Some precursors before the example:
- Space – A phrase isn’t a phrase if there isn’t punctuation around it. Much like a language phrase, if my blogs didn’t have periods, commas, spaces between paragraphs it’d be very hard to understand what I was trying to convey.
- Theme/Motif – What makes a phrase sound like it’s being developed is the things that stay the same throughout each development. The development can take a step forward (add more notes/vibrato/bends) or take a step backwards (take away notes/vibrato/bends) and still feel like it’s being developed, but it’s what’s the same between them that makes it so powerful.
- Rhythmic Playfulness – Another important point is that your phrase is being developed, so even tieing the same notes/techniques to your phrase can create a theme/motif, we have the freedom to start the phrase on a different beat, a different part of the beat and all around play with the rhythm as we see fit. An example of this would be starting with the same note/group of notes, ending with the same note/group of notes or having the middle part of your phrase having the same note/group of notes. You can also replace note/group of notes with any technique and get a similar result.

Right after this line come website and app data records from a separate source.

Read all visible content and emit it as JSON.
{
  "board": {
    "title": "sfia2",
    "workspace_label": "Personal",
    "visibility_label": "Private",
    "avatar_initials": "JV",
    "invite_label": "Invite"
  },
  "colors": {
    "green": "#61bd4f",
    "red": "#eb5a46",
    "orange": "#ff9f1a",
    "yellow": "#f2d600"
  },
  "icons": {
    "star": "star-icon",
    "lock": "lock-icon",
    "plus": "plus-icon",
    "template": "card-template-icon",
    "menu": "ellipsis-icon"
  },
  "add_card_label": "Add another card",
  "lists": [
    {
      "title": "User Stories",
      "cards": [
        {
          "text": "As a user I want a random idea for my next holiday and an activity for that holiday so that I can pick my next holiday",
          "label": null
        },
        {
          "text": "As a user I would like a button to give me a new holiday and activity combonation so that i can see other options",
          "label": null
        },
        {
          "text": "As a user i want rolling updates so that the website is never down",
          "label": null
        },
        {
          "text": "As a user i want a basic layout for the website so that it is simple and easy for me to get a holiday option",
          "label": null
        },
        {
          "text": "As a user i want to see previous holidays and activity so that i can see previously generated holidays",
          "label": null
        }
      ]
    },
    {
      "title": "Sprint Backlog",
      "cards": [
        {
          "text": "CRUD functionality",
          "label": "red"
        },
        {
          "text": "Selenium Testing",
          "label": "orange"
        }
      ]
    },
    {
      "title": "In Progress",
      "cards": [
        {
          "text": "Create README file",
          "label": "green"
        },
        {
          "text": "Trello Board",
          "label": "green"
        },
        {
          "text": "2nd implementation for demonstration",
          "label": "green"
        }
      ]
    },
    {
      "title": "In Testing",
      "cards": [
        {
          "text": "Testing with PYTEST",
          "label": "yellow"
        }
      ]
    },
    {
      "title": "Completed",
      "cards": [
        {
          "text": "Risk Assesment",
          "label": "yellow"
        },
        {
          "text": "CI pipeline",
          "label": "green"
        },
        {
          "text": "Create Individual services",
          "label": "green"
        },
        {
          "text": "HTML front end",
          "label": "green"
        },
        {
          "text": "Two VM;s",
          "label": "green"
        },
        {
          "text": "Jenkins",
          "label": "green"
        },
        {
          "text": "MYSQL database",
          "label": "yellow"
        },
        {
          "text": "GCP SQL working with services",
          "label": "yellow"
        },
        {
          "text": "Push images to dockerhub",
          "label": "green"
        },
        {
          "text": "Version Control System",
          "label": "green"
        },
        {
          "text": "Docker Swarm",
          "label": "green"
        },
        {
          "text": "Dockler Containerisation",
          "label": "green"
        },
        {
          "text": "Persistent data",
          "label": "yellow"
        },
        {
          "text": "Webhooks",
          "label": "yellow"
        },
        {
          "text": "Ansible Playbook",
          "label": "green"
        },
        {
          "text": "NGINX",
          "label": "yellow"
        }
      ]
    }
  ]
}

Alright, so now that we got that out of the way, here are some licks that demonstrate that (Phrase Development PDF). Between each lick is suppose to be a pause or punctuation mark and we have the freedom to play around with the rhythm of each phrase.
Licks 1 – 3
So Phrase 1 is my benchmark phrase. It’s the first one of my licks and we’re going to base everything around this one. When comparing it to Phrase #2 we see all we did was add one more 15th fret on the 2nd string before our bend. Not a drastic difference, but still a difference nonetheless.
Phrase 3 – We start on the same note, but add two more notes on the first string before ending it the same as #1
*Between these 3 licks, very subtle changes have taken place but our phrase is starting to develop.
Phrases 4 & 5
Phrase 4 – Now we’re starting to see some bigger changes in the phrase. The only thing that’s consistent here is my choice of scale (the Minor Pentatonic) and the first note and the last note.
Phrase 5 – Again sticking with our consistent first note and ending the same as our initial phrase (#1) but this time we’re adding different notes on the 1st string and drawing more from our minor scale than minor pentatonic.
Phrases 6 & 7
Phrase 6 – Up until this point we’ve only stayed in our one box, now we’re starting to move around a little bit. We’re still starting and ending on the same note as the original, however.
Phrase 7 – Up until this point we’ve only stayed on the first two strings, now instead of moving to a different “box” we’re exploring different strings in our phrase. Still starting and ending in a similar fashion as our initial phrase.
Phrases 8 & 9
Phrases 8 & 9 – These phrases are taking a step back and getting reacquainted with our two string motif we’ve established early on in our phrase development. The endings of both of these are reminiscent of #2.
This last phrase is where it starts to vary quite a bit, I started to add some hammer-ons and pull offs, didn’t start the same way, but ended with the same bend I have throughout.